What other products do you have?
We actually have a product called Datica that senses ethylene, it senses 1-MCP, and so it’s instant feedback for apple long-term storage. It’s an internet-connected device and software that traces the levels of 1-MCP and, as a result, detects the real-time level of the ethylene.
Another product called Hazel Trex is focused on pre-harvest. What that does is it allows growers of, say, kiwis to predict within a day or two accuracy when the bud is going to bloom for kiwis. Now, why is that important? They could hit it with nutrients just prior to that if they knew exactly when it’s going to be. So it’s a cost savings for them.
Was one of the goals after the last funding round to diversify the product portfolio as you become a more mature company?

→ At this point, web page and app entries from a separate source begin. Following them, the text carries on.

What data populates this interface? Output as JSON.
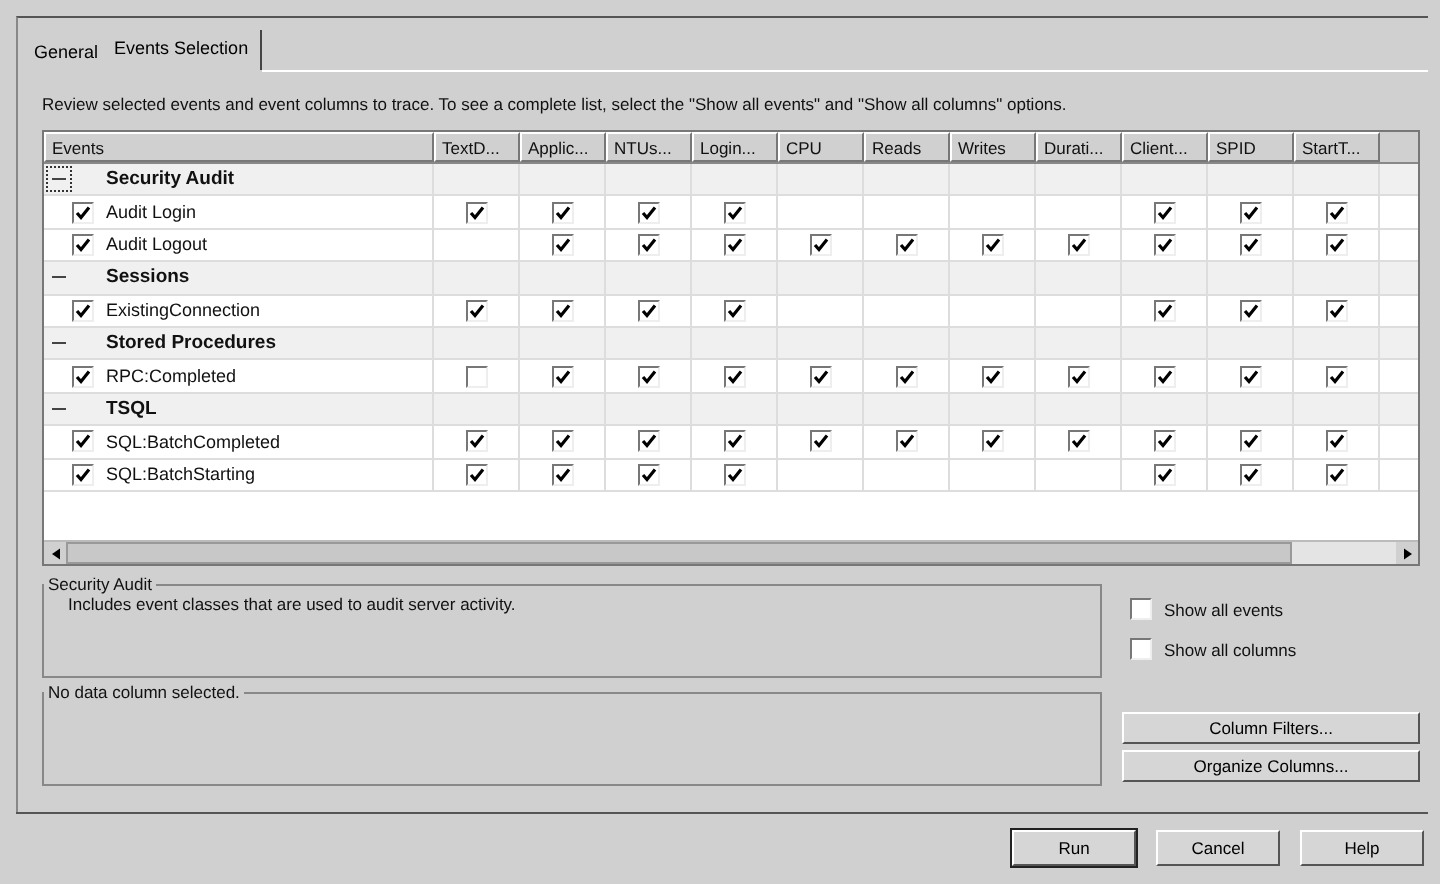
{
  "tabs": [
    {
      "label": "General",
      "selected": false
    },
    {
      "label": "Events Selection",
      "selected": true
    }
  ],
  "instructions": "Review selected events and event columns to trace. To see a complete list, select the \"Show all events\" and \"Show all columns\" options.",
  "grid": {
    "columns": [
      "Events",
      "TextD...",
      "Applic...",
      "NTUs...",
      "Login...",
      "CPU",
      "Reads",
      "Writes",
      "Durati...",
      "Client...",
      "SPID",
      "StartT..."
    ],
    "rows": [
      {
        "kind": "category",
        "label": "Security Audit",
        "expanded": true,
        "focused": true
      },
      {
        "kind": "event",
        "label": "Audit Login",
        "checked": true,
        "cells": [
          {
            "kind": "box",
            "checked": true
          },
          {
            "kind": "box",
            "checked": true
          },
          {
            "kind": "box",
            "checked": true
          },
          {
            "kind": "box",
            "checked": true
          },
          {
            "kind": "blank"
          },
          {
            "kind": "blank"
          },
          {
            "kind": "blank"
          },
          {
            "kind": "blank"
          },
          {
            "kind": "box",
            "checked": true
          },
          {
            "kind": "box",
            "checked": true
          },
          {
            "kind": "box",
            "checked": true
          }
        ]
      },
      {
        "kind": "event",
        "label": "Audit Logout",
        "checked": true,
        "cells": [
          {
            "kind": "blank"
          },
          {
            "kind": "box",
            "checked": true
          },
          {
            "kind": "box",
            "checked": true
          },
          {
            "kind": "box",
            "checked": true
          },
          {
            "kind": "box",
            "checked": true
          },
          {
            "kind": "box",
            "checked": true
          },
          {
            "kind": "box",
            "checked": true
          },
          {
            "kind": "box",
            "checked": true
          },
          {
            "kind": "box",
            "checked": true
          },
          {
            "kind": "box",
            "checked": true
          },
          {
            "kind": "box",
            "checked": true
          }
        ]
      },
      {
        "kind": "category",
        "label": "Sessions",
        "expanded": true,
        "focused": false
      },
      {
        "kind": "event",
        "label": "ExistingConnection",
        "checked": true,
        "cells": [
          {
            "kind": "box",
            "checked": true
          },
          {
            "kind": "box",
            "checked": true
          },
          {
            "kind": "box",
            "checked": true
          },
          {
            "kind": "box",
            "checked": true
          },
          {
            "kind": "blank"
          },
          {
            "kind": "blank"
          },
          {
            "kind": "blank"
          },
          {
            "kind": "blank"
          },
          {
            "kind": "box",
            "checked": true
          },
          {
            "kind": "box",
            "checked": true
          },
          {
            "kind": "box",
            "checked": true
          }
        ]
      },
      {
        "kind": "category",
        "label": "Stored Procedures",
        "expanded": true,
        "focused": false
      },
      {
        "kind": "event",
        "label": "RPC:Completed",
        "checked": true,
        "cells": [
          {
            "kind": "box",
            "checked": false
          },
          {
            "kind": "box",
            "checked": true
          },
          {
            "kind": "box",
            "checked": true
          },
          {
            "kind": "box",
            "checked": true
          },
          {
            "kind": "box",
            "checked": true
          },
          {
            "kind": "box",
            "checked": true
          },
          {
            "kind": "box",
            "checked": true
          },
          {
            "kind": "box",
            "checked": true
          },
          {
            "kind": "box",
            "checked": true
          },
          {
            "kind": "box",
            "checked": true
          },
          {
            "kind": "box",
            "checked": true
          }
        ]
      },
      {
        "kind": "category",
        "label": "TSQL",
        "expanded": true,
        "focused": false
      },
      {
        "kind": "event",
        "label": "SQL:BatchCompleted",
        "checked": true,
        "cells": [
          {
            "kind": "box",
            "checked": true
          },
          {
            "kind": "box",
            "checked": true
          },
          {
            "kind": "box",
            "checked": true
          },
          {
            "kind": "box",
            "checked": true
          },
          {
            "kind": "box",
            "checked": true
          },
          {
            "kind": "box",
            "checked": true
          },
          {
            "kind": "box",
            "checked": true
          },
          {
            "kind": "box",
            "checked": true
          },
          {
            "kind": "box",
            "checked": true
          },
          {
            "kind": "box",
            "checked": true
          },
          {
            "kind": "box",
            "checked": true
          }
        ]
      },
      {
        "kind": "event",
        "label": "SQL:BatchStarting",
        "checked": true,
        "cells": [
          {
            "kind": "box",
            "checked": true
          },
          {
            "kind": "box",
            "checked": true
          },
          {
            "kind": "box",
            "checked": true
          },
          {
            "kind": "box",
            "checked": true
          },
          {
            "kind": "blank"
          },
          {
            "kind": "blank"
          },
          {
            "kind": "blank"
          },
          {
            "kind": "blank"
          },
          {
            "kind": "box",
            "checked": true
          },
          {
            "kind": "box",
            "checked": true
          },
          {
            "kind": "box",
            "checked": true
          }
        ]
      }
    ]
  },
  "event_description": {
    "title": "Security Audit",
    "text": "Includes event classes that are used to audit server activity."
  },
  "options": [
    {
      "label": "Show all events",
      "checked": false
    },
    {
      "label": "Show all columns",
      "checked": false
    }
  ],
  "column_description": {
    "title": "No data column selected."
  },
  "side_buttons": [
    "Column Filters...",
    "Organize Columns..."
  ],
  "footer_buttons": [
    {
      "label": "Run",
      "default": true
    },
    {
      "label": "Cancel",
      "default": false
    },
    {
      "label": "Help",
      "default": false
    }
  ]
}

It was to build out our fundamentals, and expand our product line, but also expand the countries that we’re in. We’re trying to get the footprint expanded. It’s very important in the produce world that you’re in the southern hemisphere as well as the northern hemisphere. That way, you get a year-round cycle, a year-round supply for, say, table grapes. A grower might have table grapes coming out of Peru, which are just ending now, and now you move on to table grapes coming out of California for the US market. We have a plan that, in the next five years, we will be in 23-plus countries with various products.
Thank you for your time.